Rhinoceros: Luxury’s Fragile Frontier
24th November - 21 December, 2018
Magazzino Gallery, Palazzo Contarini Polignac
This exhibition brings together, for the first time, the works of two artists working on opposite sides of the world, but both concerned about issues of fragility and identity in relation to their own personal and wider worlds and that of the rhinoceros. Their sculptural works will be framed against the background of a unique ‘demand reduction’ marketing campaign which targets the consumption of rhino horn. Curated by Catherine Kovesi, a selection of works by Gigi Bon, Shih Li-Jen, and Lynn Johnson will be exhibited in the Magazzino Gallery, Palazzo Contarini Polignac from 24 November until 21 December 2018.
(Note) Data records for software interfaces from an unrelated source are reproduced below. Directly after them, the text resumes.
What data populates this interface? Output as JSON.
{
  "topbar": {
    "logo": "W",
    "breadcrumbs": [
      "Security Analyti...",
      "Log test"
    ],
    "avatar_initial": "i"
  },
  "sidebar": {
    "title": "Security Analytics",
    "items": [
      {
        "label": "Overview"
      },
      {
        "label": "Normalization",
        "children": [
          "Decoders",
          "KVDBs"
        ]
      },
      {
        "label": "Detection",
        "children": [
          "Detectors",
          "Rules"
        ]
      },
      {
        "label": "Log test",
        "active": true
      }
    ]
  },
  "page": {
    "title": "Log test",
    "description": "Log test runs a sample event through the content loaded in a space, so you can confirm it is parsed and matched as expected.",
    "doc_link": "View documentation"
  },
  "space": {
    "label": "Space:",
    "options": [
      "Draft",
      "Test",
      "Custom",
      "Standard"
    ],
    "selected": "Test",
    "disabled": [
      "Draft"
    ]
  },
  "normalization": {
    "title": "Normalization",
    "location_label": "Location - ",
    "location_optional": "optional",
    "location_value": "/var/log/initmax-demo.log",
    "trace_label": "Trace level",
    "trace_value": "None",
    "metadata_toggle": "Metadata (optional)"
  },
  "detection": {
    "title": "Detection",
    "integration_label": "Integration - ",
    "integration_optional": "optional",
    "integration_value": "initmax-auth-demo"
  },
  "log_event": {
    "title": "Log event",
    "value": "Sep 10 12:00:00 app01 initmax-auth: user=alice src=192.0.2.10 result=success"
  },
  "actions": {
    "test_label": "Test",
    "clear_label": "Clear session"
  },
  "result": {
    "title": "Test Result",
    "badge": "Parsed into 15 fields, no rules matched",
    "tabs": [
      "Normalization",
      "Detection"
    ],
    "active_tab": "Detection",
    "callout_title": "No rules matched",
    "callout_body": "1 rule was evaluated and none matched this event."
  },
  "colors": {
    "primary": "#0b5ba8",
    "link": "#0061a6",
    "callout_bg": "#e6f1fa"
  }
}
To enter the Studio d’Arte ‘Mirabilia’ of Venetian Gigi Bon is to be introduced to a world of sculptures, prints, and objects of wonder in the tradition of the sixteenth-century wunderkamer or Cabinet of Curiosities. But more than this, it is an entrée into the mind and active working studio of an artist who has a unique vision, developed over more than twenty-five years, of the profound links between her own identity, that of the city of Venice, and the predicament of the rhinoceros. Her artistic oeuvre and in particular her bronze sculptures and sizeable silken scarves, incorporate elements of the precious, the rare, the fantastical, and the whimsical. And all play with these themes of self, Venice, and the rhinoceros.
The work of Taiwanese gallery entrepreneur turned artist, Shih Li-Jen, has remarkable resonances yet distinct stylistic contrasts with the work of Bon. His sculptures and installations, some of enormous height, and on an industrial scale, interrogate the strength yet vulnerability of the rhinoceros and the increasing consumption of its horn in a primarily Asian market. Shih’s own name in Chinese characters encapsulates strength and vulnerability, and is often stamped on his sculptures. Shih’s work also pays homage to the many traditions of the rhinoceros within an ancient Chinese culture.
British-born Australian-based Lynn Johnson is the co-founder of Nature Needs More. This non-profit organization is dedicated to the implementation of innovative ‘demand reduction’ campaigns focused on the high-end consumers of wildlife and wildlife products, especially rhino horn. Intrigued by, and utilising the recent artificial branding of rhino horn as a luxury product, Johnson initiated her ‘Breaking the Brand’ campaign. This has now been expanded to incorporate a related project ‘Re-Inventing Magnificence’.
We are grateful for the enthusiastic support of Bikem Ibrahimoglu de Montebello who generously offered the use of the Magazzino Gallery at the Palazzo Contarini Polignac for our exhibition and its related symposium Beauty and the Beast: Venice and the Rhino.
Lynn Johnson’s unique marketing campaign is aimed at undermining the branding of rhino horn as a luxury object. Focused on Vietnam, Lynn’s ‘demand reduction’ campaigns provide a new model for conservation efforts worldwide.
Questions of strength, vulnerability, and personal identity lie at the heart of the artistic endeavour of Taiwanese artist Shih Li-Jen. Shih’s rhinoceros oeuvre emphasises the international resonance of this animal’s predicament.
Gigi Bon’s whimsical yet profound sculptures and prints, and her Venetian atelier of wonders, constantly play with themes of Venice, the rhinoceros, and identity - her own as well as that of her city.
A full catalogue of the exhibition will be available for sale at the Magazzino Gallery, or by contacting Catherine Kovesi